It would be nine years before the first volume of “Mastering the Art of French Cooking” saw the light of day. The delightful collection “As Always, Julia: The Letters of Julia Child and Avis DeVoto,” expertly edited by the culinary historian Joan Reardon, fills in that period of hard work, uncertainty, cheerleading and deepening love.
Despite the one-sided title, DeVoto’s letters are as much fun to read as Child’s. For one thing, they clarify her heroic role in the publication of the great tome. She fixed up Child and her collaborators with their original publisher, Houghton Mifflin, and when years later Houghton balked at the gargantuan manuscript and broke their hearts, she pulled the strings to place them with Alfred A. Knopf.
Politics is a frequent theme. The two liberal Democrats are in a constant state of outrage over the American scene in the age of Senator Joseph McCarthy. “I cannot regard the Republicans as people, somehow,” Child groused, “only as monsters, fools, beasts and foul excrement.”
Reports on the American food scene are eye-opening. It’s startling to learn that in the 1950s you couldn’t find shallots in U.S. markets. Child’s comments on recipe construction are fascinating:
“The recipe should be written so one knows the (potential) problems faced. If various pitfalls are not discussed the poor old cook will feel he/she is stupid and that only a genius can cook.”
The two women were a match in passion, humor and intelligence -- soul mates, as Child called them. When it came to joie de vivre, though, Child was in a class of her own. “The point of money, we think, after you have taken care of the minimum living essentials, is to spend it,” she told her friend in the course of urging her to accept a round-trip plane ticket as a gift from her and her husband.
She adored everything about the French but their dogmatism. When she and her collaborator, Simone Beck, were correcting the proofs, she came close to blowing her stack: “WHY ADD A SLICE OF BREAD TO THE PISTOU SOUP, she says. This was HER SUGGESTION, god dammit. Etc. Etc. Etc. (My god, I pity J.F. Kennedy trying to make any headway with de Gaulle.”)
She went on griping, “From my 12 years of dealing with the French in the most intimate circumstances I think they are the most illogical people in the world. But” -- it wasn’t in her to stay mad for long -- “they are certainly fun, gay, affectionate, inventive, quarrelsome, sticky, talented and thoroughly French. AND THE FOOD!”
I got so excited reading this correspondence that I went back to “Mastering the Art of French Cooking” and made the coq au vin. It was even better than I remembered.

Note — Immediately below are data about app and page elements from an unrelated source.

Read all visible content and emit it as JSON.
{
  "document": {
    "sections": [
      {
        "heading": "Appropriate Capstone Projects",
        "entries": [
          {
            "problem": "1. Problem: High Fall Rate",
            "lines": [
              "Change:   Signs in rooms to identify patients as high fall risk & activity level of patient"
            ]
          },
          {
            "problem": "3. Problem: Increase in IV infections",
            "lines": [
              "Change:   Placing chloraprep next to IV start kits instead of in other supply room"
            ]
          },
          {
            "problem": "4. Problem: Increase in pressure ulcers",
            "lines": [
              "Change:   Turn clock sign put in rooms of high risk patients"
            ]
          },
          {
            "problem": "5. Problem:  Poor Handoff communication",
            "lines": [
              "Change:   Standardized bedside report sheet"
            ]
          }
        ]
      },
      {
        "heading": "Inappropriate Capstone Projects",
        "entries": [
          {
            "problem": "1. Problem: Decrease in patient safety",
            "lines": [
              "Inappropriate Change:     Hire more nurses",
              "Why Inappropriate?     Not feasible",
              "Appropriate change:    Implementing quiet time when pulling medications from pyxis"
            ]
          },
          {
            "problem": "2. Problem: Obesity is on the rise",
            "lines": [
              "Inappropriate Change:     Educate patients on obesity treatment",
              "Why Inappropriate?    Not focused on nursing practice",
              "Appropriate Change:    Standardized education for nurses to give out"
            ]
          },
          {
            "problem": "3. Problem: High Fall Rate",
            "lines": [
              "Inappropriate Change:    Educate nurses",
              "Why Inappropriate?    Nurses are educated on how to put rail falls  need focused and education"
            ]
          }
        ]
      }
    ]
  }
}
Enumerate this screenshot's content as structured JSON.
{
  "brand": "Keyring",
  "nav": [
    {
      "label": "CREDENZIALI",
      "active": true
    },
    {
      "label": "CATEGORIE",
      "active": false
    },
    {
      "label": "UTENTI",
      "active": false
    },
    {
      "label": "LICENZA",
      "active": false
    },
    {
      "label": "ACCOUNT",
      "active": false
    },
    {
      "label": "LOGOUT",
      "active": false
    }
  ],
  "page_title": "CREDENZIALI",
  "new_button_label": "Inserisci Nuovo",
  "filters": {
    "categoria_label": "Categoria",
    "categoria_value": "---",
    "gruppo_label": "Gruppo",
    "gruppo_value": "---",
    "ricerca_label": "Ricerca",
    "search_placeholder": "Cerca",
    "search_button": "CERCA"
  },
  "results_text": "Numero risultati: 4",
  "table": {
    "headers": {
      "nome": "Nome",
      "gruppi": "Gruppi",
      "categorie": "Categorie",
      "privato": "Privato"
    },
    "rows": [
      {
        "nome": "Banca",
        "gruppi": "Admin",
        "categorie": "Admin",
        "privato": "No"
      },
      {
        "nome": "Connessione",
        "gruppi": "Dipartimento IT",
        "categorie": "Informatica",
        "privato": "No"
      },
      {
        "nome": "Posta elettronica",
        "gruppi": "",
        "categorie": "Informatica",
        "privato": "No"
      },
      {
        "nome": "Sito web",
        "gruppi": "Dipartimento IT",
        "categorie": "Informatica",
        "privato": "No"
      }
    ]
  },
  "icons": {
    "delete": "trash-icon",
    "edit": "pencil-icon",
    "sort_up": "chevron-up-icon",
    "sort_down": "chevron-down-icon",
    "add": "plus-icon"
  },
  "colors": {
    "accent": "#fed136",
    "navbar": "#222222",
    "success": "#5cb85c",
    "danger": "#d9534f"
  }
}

Craig Seligman is a critic for Muse, the arts and leisure section of Bloomberg News. The opinions expressed are his own.)
To contact the writer on the story: Craig Seligman at email@example.com.